Your goal
Every record, from the first line to the last, needs to be given again exactly.

Dataset records
##########

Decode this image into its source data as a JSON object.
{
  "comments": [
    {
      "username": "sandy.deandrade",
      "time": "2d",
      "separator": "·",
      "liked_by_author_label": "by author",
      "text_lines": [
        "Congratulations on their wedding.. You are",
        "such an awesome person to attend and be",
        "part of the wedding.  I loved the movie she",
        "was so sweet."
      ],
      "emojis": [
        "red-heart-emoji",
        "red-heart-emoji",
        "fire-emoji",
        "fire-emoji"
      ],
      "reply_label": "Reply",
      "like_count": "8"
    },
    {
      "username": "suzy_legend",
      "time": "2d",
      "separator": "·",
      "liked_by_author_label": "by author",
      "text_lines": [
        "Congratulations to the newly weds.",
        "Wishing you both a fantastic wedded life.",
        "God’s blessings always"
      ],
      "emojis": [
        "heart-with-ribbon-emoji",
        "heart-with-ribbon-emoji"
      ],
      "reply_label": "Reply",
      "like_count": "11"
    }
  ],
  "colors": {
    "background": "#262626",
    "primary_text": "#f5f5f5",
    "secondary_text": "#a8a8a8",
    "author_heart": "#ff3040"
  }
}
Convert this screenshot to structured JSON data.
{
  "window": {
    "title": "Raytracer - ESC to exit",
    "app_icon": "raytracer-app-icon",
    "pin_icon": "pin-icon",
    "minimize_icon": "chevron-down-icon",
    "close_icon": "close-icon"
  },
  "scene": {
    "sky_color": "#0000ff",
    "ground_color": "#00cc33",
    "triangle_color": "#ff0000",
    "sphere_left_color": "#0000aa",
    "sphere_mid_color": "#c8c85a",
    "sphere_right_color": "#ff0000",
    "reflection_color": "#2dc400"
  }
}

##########

Output of the task
Decode this image into its source data as a JSON object.
{
  "comments": [
    {
      "username": "sandy.deandrade",
      "time": "2d",
      "separator": "·",
      "liked_by_author_label": "by author",
      "text_lines": [
        "Congratulations on their wedding.. You are",
        "such an awesome person to attend and be",
        "part of the wedding.  I loved the movie she",
        "was so sweet."
      ],
      "emojis": [
        "red-heart-emoji",
        "red-heart-emoji",
        "fire-emoji",
        "fire-emoji"
      ],
      "reply_label": "Reply",
      "like_count": "8"
    },
    {
      "username": "suzy_legend",
      "time": "2d",
      "separator": "·",
      "liked_by_author_label": "by author",
      "text_lines": [
        "Congratulations to the newly weds.",
        "Wishing you both a fantastic wedded life.",
        "God’s blessings always"
      ],
      "emojis": [
        "heart-with-ribbon-emoji",
        "heart-with-ribbon-emoji"
      ],
      "reply_label": "Reply",
      "like_count": "11"
    }
  ],
  "colors": {
    "background": "#262626",
    "primary_text": "#f5f5f5",
    "secondary_text": "#a8a8a8",
    "author_heart": "#ff3040"
  }
}
Convert this screenshot to structured JSON data.
{
  "window": {
    "title": "Raytracer - ESC to exit",
    "app_icon": "raytracer-app-icon",
    "pin_icon": "pin-icon",
    "minimize_icon": "chevron-down-icon",
    "close_icon": "close-icon"
  },
  "scene": {
    "sky_color": "#0000ff",
    "ground_color": "#00cc33",
    "triangle_color": "#ff0000",
    "sphere_left_color": "#0000aa",
    "sphere_mid_color": "#c8c85a",
    "sphere_right_color": "#ff0000",
    "reflection_color": "#2dc400"
  }
}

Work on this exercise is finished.